Macular Degeneration, or AMD, is an "aging deterioration" of the "macula". The macula is the small (about 1-2mm) central area of the retina, the inner lining of the back of the eye. AMD affects your ability to see near and far. It causes blurriness, dark areas or distortion of your vision, and can make activities such as reading or driving difficult or impossible. Since AMD reduces vision in the central part of the retina only, and not the peripheral vision, you may (for example) still be able to see the outline of a clock, but not tell the time.
Macular degeneration can show up with different symptoms in different people. In its early stages, it may cause nothing more than preventing the "perfect 20/20" vision that you had when younger. Even as it may progress, sometimes only one eye loses vision for several years before the other eye is affected.

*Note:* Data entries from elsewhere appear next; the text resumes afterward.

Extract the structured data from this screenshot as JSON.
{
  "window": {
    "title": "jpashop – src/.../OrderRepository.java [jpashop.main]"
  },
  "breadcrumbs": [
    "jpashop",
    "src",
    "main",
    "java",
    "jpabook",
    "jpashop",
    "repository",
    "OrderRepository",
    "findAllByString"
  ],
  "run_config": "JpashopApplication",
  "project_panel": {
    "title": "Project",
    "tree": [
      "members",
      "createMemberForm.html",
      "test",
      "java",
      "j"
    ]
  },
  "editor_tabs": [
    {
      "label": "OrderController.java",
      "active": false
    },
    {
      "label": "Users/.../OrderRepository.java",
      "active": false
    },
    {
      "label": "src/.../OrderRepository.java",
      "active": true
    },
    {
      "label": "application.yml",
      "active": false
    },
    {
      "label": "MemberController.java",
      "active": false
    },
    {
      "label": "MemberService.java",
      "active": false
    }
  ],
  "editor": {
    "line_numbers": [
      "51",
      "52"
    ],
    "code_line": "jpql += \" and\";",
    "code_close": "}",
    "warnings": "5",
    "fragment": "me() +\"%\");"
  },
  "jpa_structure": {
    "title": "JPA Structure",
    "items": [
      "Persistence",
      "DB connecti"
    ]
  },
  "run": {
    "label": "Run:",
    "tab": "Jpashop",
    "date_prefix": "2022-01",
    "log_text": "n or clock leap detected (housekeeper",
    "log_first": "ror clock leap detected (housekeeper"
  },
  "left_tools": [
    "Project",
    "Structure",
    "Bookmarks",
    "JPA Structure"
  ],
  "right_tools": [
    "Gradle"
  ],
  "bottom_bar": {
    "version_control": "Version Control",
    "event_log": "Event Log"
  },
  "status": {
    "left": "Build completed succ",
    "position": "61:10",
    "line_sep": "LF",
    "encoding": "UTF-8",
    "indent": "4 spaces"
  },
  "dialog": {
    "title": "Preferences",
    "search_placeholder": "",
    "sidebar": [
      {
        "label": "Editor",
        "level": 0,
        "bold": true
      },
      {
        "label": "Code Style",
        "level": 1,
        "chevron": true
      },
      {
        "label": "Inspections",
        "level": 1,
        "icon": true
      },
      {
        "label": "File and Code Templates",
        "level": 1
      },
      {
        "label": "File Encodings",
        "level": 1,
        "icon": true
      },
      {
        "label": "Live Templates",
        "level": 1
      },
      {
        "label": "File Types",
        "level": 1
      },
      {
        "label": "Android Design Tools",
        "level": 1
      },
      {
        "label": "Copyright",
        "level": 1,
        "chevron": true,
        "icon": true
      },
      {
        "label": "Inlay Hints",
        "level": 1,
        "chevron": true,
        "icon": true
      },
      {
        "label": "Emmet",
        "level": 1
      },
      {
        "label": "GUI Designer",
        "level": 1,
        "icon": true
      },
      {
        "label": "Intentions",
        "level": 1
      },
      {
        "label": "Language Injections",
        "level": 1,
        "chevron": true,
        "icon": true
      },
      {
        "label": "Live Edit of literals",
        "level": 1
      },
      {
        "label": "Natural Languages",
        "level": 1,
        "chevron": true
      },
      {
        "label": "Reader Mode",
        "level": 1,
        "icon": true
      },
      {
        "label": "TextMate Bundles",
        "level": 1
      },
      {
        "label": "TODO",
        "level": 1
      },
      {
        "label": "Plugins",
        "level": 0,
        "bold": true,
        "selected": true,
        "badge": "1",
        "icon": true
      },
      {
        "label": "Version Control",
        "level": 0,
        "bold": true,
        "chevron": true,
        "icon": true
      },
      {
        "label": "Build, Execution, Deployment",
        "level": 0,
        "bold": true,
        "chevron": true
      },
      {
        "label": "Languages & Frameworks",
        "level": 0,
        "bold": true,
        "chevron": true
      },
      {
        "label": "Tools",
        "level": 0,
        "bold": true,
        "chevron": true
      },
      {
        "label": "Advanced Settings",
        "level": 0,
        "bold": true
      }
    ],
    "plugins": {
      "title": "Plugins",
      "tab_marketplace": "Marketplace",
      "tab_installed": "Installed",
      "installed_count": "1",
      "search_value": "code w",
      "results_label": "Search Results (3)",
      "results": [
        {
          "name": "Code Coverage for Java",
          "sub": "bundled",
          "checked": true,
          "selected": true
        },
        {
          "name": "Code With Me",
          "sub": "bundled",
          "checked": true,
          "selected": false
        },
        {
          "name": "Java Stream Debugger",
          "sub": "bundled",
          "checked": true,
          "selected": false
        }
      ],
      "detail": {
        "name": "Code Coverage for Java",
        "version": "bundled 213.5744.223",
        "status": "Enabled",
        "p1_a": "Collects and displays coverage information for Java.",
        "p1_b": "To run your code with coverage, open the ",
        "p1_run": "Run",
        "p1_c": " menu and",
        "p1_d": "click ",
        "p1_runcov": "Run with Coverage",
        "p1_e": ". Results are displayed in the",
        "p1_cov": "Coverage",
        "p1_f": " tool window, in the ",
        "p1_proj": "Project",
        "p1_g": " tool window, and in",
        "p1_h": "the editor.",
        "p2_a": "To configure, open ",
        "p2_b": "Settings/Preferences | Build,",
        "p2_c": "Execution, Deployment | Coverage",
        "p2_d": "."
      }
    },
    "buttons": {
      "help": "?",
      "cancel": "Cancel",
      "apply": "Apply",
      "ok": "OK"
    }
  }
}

Once both eyes are affected, the symptoms become more noticeable, including:
- Blurry words on a page
- Areas of distortion or wavering vision near the vision center
- The center of your vision becomes "dark" or "empty"
People develop AMD as a part of the body's natural aging process. The reason why it develops is unknown. UltraViolet light is probably related, in the same manner as our skin is damaged over the course of our lives. Fortunately, AMD alone does NOT result in total blindness. Patients can be profoundly affected by AMD, even preventing the ability to read or sew, but they can ambulate easily due to their peripheral vision being completely intact. In many mild cases, its impact on your vision can be minimal.
Although no one treatment has been proven consistently effective, we now know that a certain vitamin mixture can slow the progression of the milder, "dry" form of AMD. Please talk to us, or CLICK HERE, if you'd like to know more.